when i say 'i heard', i mean 'i was in the room when he was being interviewed at a convention'. it's gonna be online sometime soon. (talk) 19:49, 2 October 2010 (UTC)

dicecast dot blogspot is where it'll be. Soonish. (talk) 00:21, 3 October 2010 (UTC)


I am not completely sure, but shouldn't the section about characters inside Otherland contain a reference to Nemesis as well? I would also suggest to include references to the Wicked Tribe, the Stone Girl and members of the Circle as the organization opposing the Grail brotherhood. EugealCrayfish (talk) 17:29, 7 January 2012 (UTC)

Yes, the activities of Nemesis and the Circle seem to be some of the reasons for the chaos in Otherland.

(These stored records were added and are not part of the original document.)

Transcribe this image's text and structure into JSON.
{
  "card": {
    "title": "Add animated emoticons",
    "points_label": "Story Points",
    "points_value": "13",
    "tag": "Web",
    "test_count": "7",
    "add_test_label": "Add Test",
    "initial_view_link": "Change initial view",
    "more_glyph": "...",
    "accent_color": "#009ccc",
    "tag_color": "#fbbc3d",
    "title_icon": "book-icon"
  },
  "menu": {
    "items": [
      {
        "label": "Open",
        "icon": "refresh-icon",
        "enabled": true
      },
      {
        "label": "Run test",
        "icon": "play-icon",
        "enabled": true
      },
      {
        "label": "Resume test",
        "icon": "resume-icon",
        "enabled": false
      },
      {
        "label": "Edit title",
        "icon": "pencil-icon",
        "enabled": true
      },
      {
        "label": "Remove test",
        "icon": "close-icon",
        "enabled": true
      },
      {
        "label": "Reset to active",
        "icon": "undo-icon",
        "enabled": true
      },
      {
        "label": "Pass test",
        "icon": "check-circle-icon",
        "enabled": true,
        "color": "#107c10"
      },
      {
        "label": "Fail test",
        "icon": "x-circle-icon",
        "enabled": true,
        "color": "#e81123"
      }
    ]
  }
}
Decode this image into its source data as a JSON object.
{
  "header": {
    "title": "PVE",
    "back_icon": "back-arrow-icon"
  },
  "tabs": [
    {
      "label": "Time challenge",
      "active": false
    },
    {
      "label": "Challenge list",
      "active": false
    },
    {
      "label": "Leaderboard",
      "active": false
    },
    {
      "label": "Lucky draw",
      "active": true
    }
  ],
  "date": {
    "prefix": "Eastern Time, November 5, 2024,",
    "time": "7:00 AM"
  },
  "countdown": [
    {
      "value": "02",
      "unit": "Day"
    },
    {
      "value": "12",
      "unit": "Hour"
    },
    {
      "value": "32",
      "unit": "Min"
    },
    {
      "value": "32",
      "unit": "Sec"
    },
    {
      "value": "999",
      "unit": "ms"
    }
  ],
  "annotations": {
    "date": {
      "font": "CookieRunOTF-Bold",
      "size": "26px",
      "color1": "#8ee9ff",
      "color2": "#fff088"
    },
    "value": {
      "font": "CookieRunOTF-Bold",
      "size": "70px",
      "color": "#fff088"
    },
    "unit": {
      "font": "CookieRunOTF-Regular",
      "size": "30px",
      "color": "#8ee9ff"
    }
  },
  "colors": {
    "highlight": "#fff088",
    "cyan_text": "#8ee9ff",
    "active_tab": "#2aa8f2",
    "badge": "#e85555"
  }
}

It's so poor that they aren't even mentioned in the whole article! -- (talk) 02:52, 3 February 2013 (UTC)

Cease mentioning the Xhosa Language![edit]

I'm from Germany, so please don't mind my bad English. The Xhosa Language is mentioned twice when talking about !Xabbu's name. "(note: the ! in !Xabbu is representative of one of the postalveolar clicks from the Xhosa language)" The first mention is acceptable, but the citation above is really humiliating! Xhosa is a Bantu Language, that means a language of black Africans, while !Xabbu is a San (usually called Bushmen), they are a different race than black Africans (having light skin) and the ancient conflict between Bushmen and black Africans is one of the main topics of the storyline Renie/!Xabbu. And it should be well-known, that the click sounds originally came from these San-languages, spreading later to some Bantu-languages like Xhosa. And these language families are not related. -- (talk) 02:28, 3 February 2013 (UTC)

Book cover in article[edit]

The book cover shown is "Otherland" (the original Hardcover title for City of Golden Shadow) yet the mouse hover text) 18:00, 3 September 2013 (UTC) says it is the paperback cover of Sea of Silver Light. (talk

This is the worst book I've ever read[edit]

The plot is nonsensical, the characters are not just not doing anything, but even their every action is revealed to be doomed from the start.

The whole thing just constantly flushes down ideas, breakes it own rules, pulls things out of nothing, and generally relies on deus ex machinas.

Do not fall for the first book, this series is the worst thing in existence. 2A02:AB88:5181:5300:6191:A9D2:6C32:36CD (talk) 14:12, 23 July 2017 (UTC) →So what? Why would you post this here? — Preceding unsigned comment added by (talk) 15:40, 9 October 2017 (UTC)